Since before his inauguration, President Obama has made it clear that health care reform would be a top priority for 2009. And for the last few months, it looked like the stars might all align for a comprehensive re-vamp of America's health care system:
Obama's election mandate, along with the Democrats' pick-up of a significant number of seats in the House and Senate, was tied to promises of health care reform.
- The economic crisis highlighted the high cost of health care for both individuals and families.
- The White House's strategy of providing broad, general direction on health care reform while leaving the details to Congress seemed to get members of Congress engaged and excited about the policy and process (this is in stark contrast to the Clinton health care reform push in 1993-4, where many observers accused the Administration from shutting Congress out of the process).
- There had been a successful White House kick-off event that garnered bipartisan support and brought all the key stakeholders together (hospitals, pharmaceutical manufacturers, insurance companies, etc.).
- There had been reports of very productive meetings between stakeholder groups, Democratic Senate staff, and Republican Senate staff in so-called "workhorse groups," each focusing on a specific aspect of the health care system.
- Senator Ted Kennedy's waivering health gave extra impetus to quickly address health care reform legislation, the crowning achievement of what has already been one of the most remarkable political careers in American history.(7) An ambitious schedule, with the goal of passing health care reform legislation before the August congressional recess, seemed able to keep everyone focused and the process moving forward.
Photo Credit: Donovan Kuehn

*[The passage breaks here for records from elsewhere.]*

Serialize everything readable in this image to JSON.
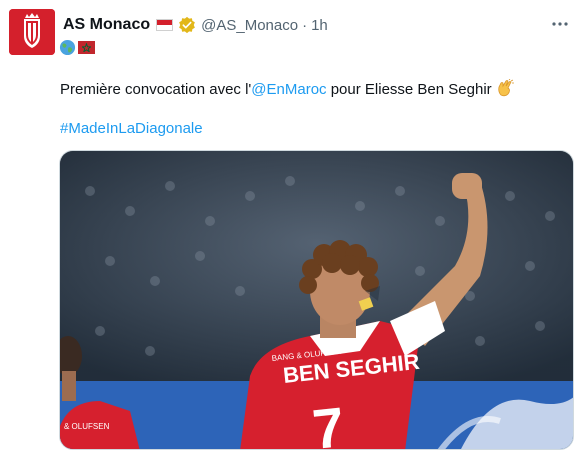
{
  "tweet": {
    "author_name": "AS Monaco",
    "handle": "@AS_Monaco",
    "separator": "·",
    "time": "1h",
    "text_before": "Première convocation avec l'",
    "mention": "@EnMaroc",
    "text_after": " pour Eliesse Ben Seghir",
    "hashtag": "#MadeInLaDiagonale"
  },
  "photo": {
    "jersey_name": "BEN SEGHIR",
    "jersey_number": "7",
    "sponsor": "BANG & OLUFSEN",
    "other_player_sponsor": "& OLUFSEN"
  },
  "colors": {
    "accent_link": "#1d9bf0",
    "secondary_text": "#536471",
    "monaco_red": "#d4202c",
    "verified_gold": "#e2b719"
  },
  "icons": {
    "avatar": "as-monaco-crest",
    "name_flag": "monaco-flag",
    "verified": "gold-verified-badge",
    "more": "more-horizontal-icon",
    "badge1": "globe-icon",
    "badge2": "morocco-flag",
    "emoji": "clapping-hands"
  }
}
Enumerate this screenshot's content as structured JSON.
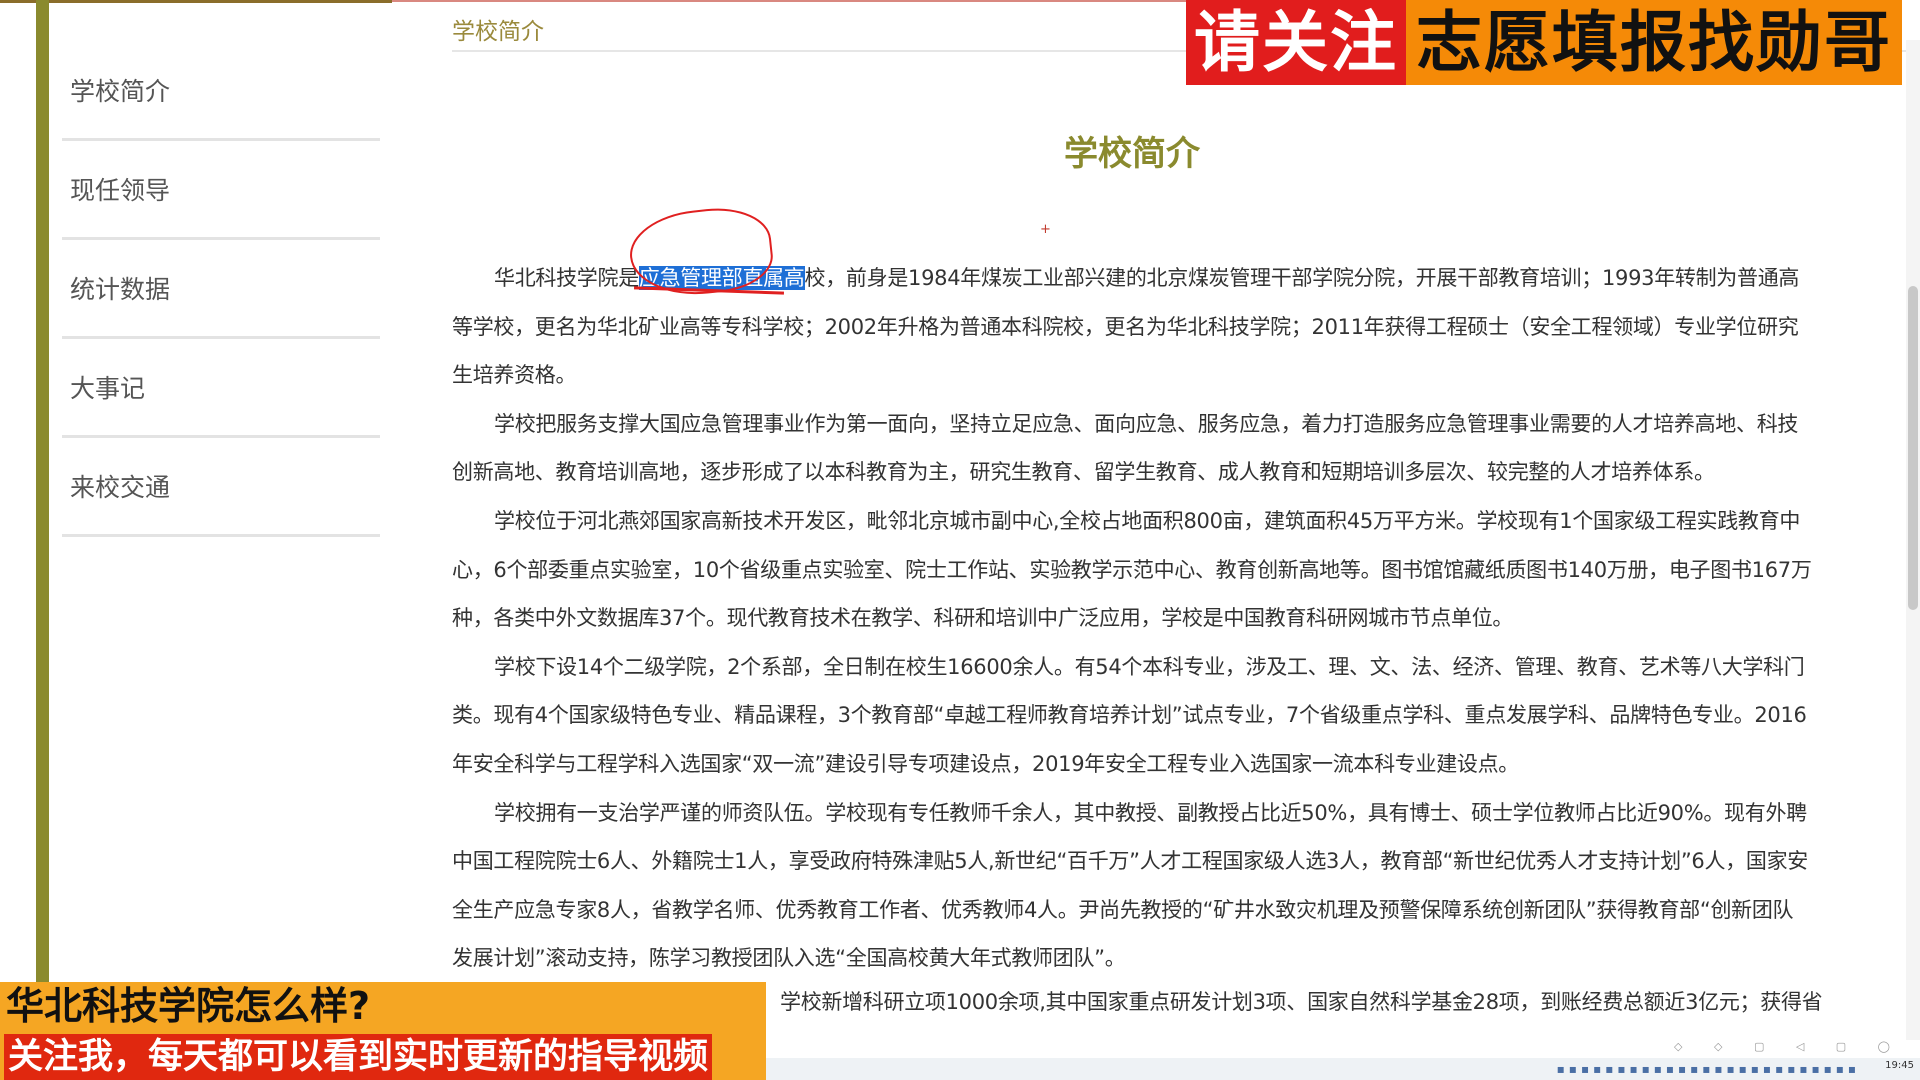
{
  "breadcrumb": "学校简介",
  "sidebar": {
    "items": [
      {
        "label": "学校简介"
      },
      {
        "label": "现任领导"
      },
      {
        "label": "统计数据"
      },
      {
        "label": "大事记"
      },
      {
        "label": "来校交通"
      }
    ]
  },
  "page_title": "学校简介",
  "paragraphs": {
    "p1_pre": "华北科技学院是",
    "p1_hl": "应急管理部直属高",
    "p1_post": "校，前身是1984年煤炭工业部兴建的北京煤炭管理干部学院分院，开展干部教育培训；1993年转制为普通高等学校，更名为华北矿业高等专科学校；2002年升格为普通本科院校，更名为华北科技学院；2011年获得工程硕士（安全工程领域）专业学位研究生培养资格。",
    "p2": "学校把服务支撑大国应急管理事业作为第一面向，坚持立足应急、面向应急、服务应急，着力打造服务应急管理事业需要的人才培养高地、科技创新高地、教育培训高地，逐步形成了以本科教育为主，研究生教育、留学生教育、成人教育和短期培训多层次、较完整的人才培养体系。",
    "p3": "学校位于河北燕郊国家高新技术开发区，毗邻北京城市副中心,全校占地面积800亩，建筑面积45万平方米。学校现有1个国家级工程实践教育中心，6个部委重点实验室，10个省级重点实验室、院士工作站、实验教学示范中心、教育创新高地等。图书馆馆藏纸质图书140万册，电子图书167万种，各类中外文数据库37个。现代教育技术在教学、科研和培训中广泛应用，学校是中国教育科研网城市节点单位。",
    "p4": "学校下设14个二级学院，2个系部，全日制在校生16600余人。有54个本科专业，涉及工、理、文、法、经济、管理、教育、艺术等八大学科门类。现有4个国家级特色专业、精品课程，3个教育部“卓越工程师教育培养计划”试点专业，7个省级重点学科、重点发展学科、品牌特色专业。2016年安全科学与工程学科入选国家“双一流”建设引导专项建设点，2019年安全工程专业入选国家一流本科专业建设点。",
    "p5": "学校拥有一支治学严谨的师资队伍。学校现有专任教师千余人，其中教授、副教授占比近50%，具有博士、硕士学位教师占比近90%。现有外聘中国工程院院士6人、外籍院士1人，享受政府特殊津贴5人,新世纪“百千万”人才工程国家级人选3人，教育部“新世纪优秀人才支持计划”6人，国家安全生产应急专家8人，省教学名师、优秀教育工作者、优秀教师4人。尹尚先教授的“矿井水致灾机理及预警保障系统创新团队”获得教育部“创新团队发展计划”滚动支持，陈学习教授团队入选“全国高校黄大年式教师团队”。",
    "p6_partial": "学校新增科研立项1000余项,其中国家重点研发计划3项、国家自然科学基金28项，到账经费总额近3亿元；获得省"
  },
  "banner": {
    "red_text": "请关注",
    "orange_text": "志愿填报找勋哥"
  },
  "caption": {
    "line1": "华北科技学院怎么样?",
    "line2": "关注我，每天都可以看到实时更新的指导视频"
  },
  "taskbar": {
    "time": "19:45"
  },
  "colors": {
    "accent": "#8a8a2e",
    "highlight": "#1e6fd6",
    "banner_red": "#e11d1d",
    "banner_orange": "#f58a07",
    "caption_bg": "#f5a623"
  }
}
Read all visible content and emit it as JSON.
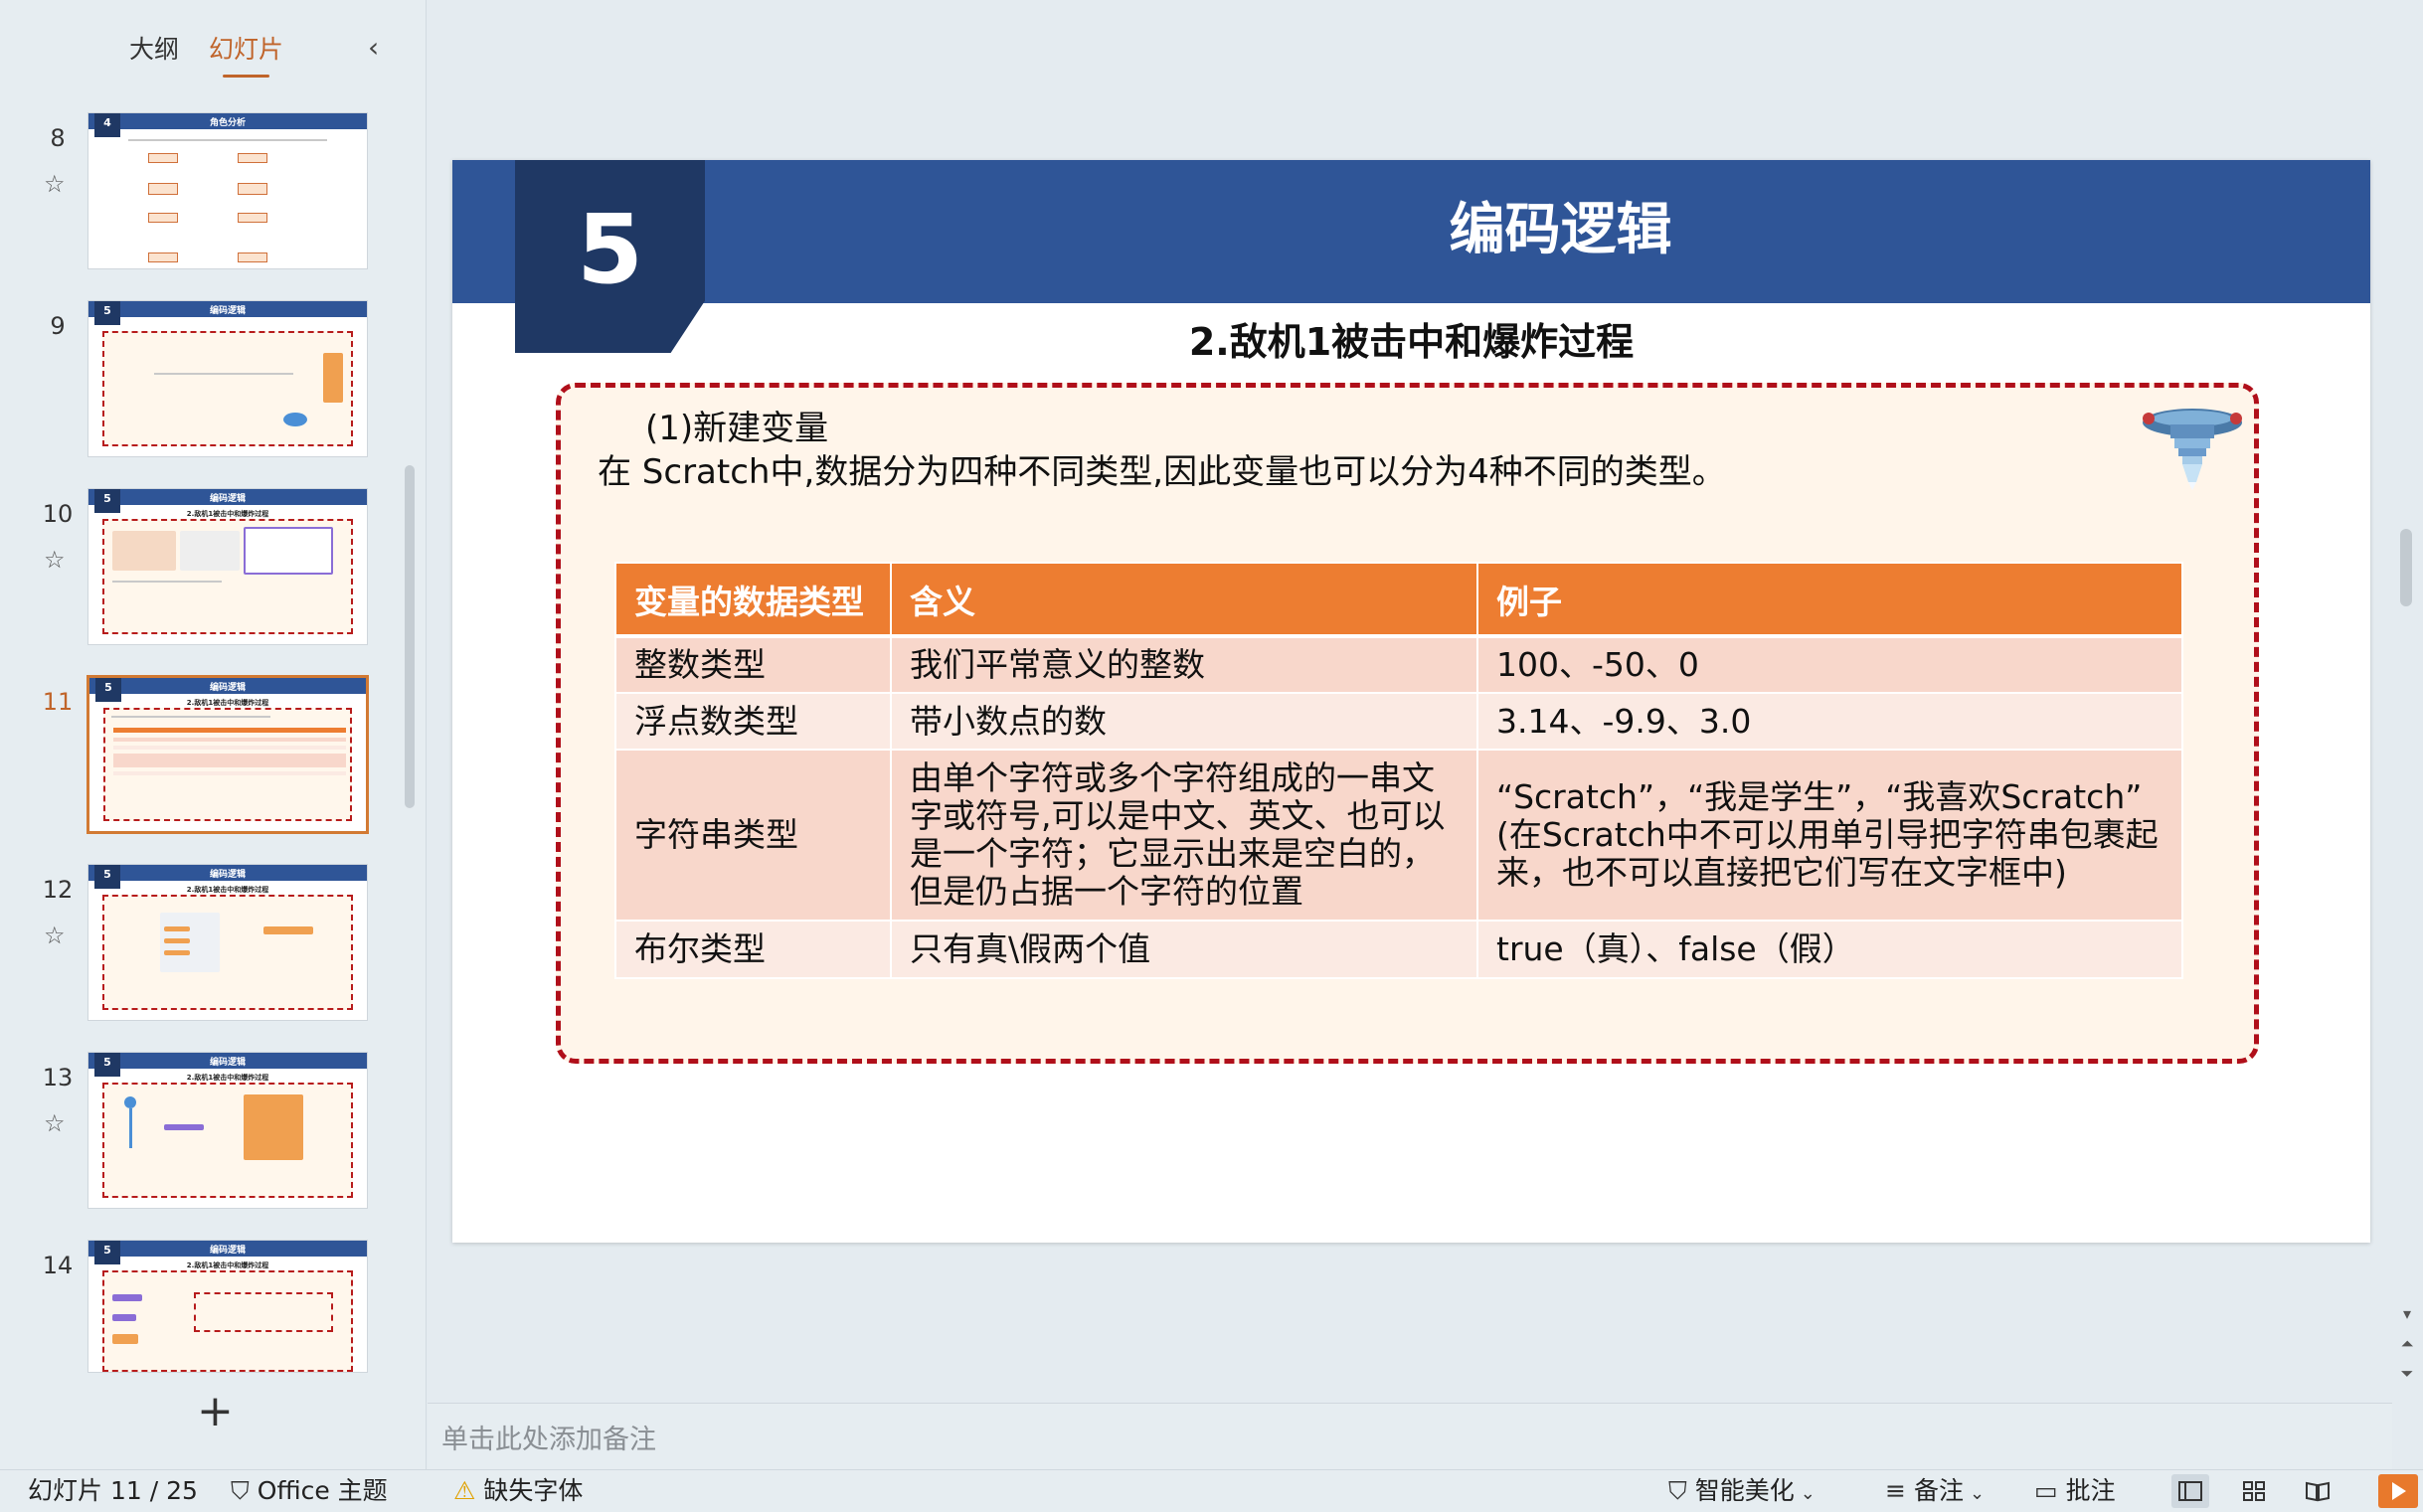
{
  "panel": {
    "tab_outline": "大纲",
    "tab_slides": "幻灯片",
    "collapse_icon": "chevron-left-icon",
    "add_icon": "plus-icon"
  },
  "thumbnails": [
    {
      "number": "8",
      "badge": "4",
      "title": "角色分析",
      "subtitle": "",
      "has_star": true
    },
    {
      "number": "9",
      "badge": "5",
      "title": "编码逻辑",
      "subtitle": "1.我方战机：角色一角...",
      "has_star": false
    },
    {
      "number": "10",
      "badge": "5",
      "title": "编码逻辑",
      "subtitle": "2.敌机1被击中和爆炸过程",
      "has_star": true
    },
    {
      "number": "11",
      "badge": "5",
      "title": "编码逻辑",
      "subtitle": "2.敌机1被击中和爆炸过程",
      "has_star": false
    },
    {
      "number": "12",
      "badge": "5",
      "title": "编码逻辑",
      "subtitle": "2.敌机1被击中和爆炸过程",
      "has_star": true
    },
    {
      "number": "13",
      "badge": "5",
      "title": "编码逻辑",
      "subtitle": "2.敌机1被击中和爆炸过程",
      "has_star": true
    },
    {
      "number": "14",
      "badge": "5",
      "title": "编码逻辑",
      "subtitle": "2.敌机1被击中和爆炸过程",
      "has_star": false
    }
  ],
  "slide": {
    "section_number": "5",
    "title": "编码逻辑",
    "subtitle": "2.敌机1被击中和爆炸过程",
    "heading": "(1)新建变量",
    "description": "在 Scratch中,数据分为四种不同类型,因此变量也可以分为4种不同的类型。",
    "table": {
      "headers": [
        "变量的数据类型",
        "含义",
        "例子"
      ],
      "rows": [
        [
          "整数类型",
          "我们平常意义的整数",
          "100、-50、0"
        ],
        [
          "浮点数类型",
          "带小数点的数",
          "3.14、-9.9、3.0"
        ],
        [
          "字符串类型",
          "由单个字符或多个字符组成的一串文字或符号,可以是中文、英文、也可以是一个字符；它显示出来是空白的，但是仍占据一个字符的位置",
          "“Scratch”，“我是学生”，“我喜欢Scratch”\n(在Scratch中不可以用单引导把字符串包裹起来，也不可以直接把它们写在文字框中)"
        ],
        [
          "布尔类型",
          "只有真\\假两个值",
          "true（真）、false（假）"
        ]
      ]
    },
    "colors": {
      "header_blue": "#2f5597",
      "badge_navy": "#1f3864",
      "table_orange": "#ed7d31",
      "dashed_red": "#b00f1a"
    }
  },
  "notes": {
    "placeholder": "单击此处添加备注"
  },
  "status": {
    "slide_counter": "幻灯片 11 / 25",
    "theme": "Office 主题",
    "missing_font": "缺失字体",
    "beautify": "智能美化",
    "notes_btn": "备注",
    "comments_btn": "批注"
  }
}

About a week ago, all the momentum still seemed to favor health care reform being adopted in 2009. Since then, however, the prospects for easy health care reform
markedly. A few things explain the change: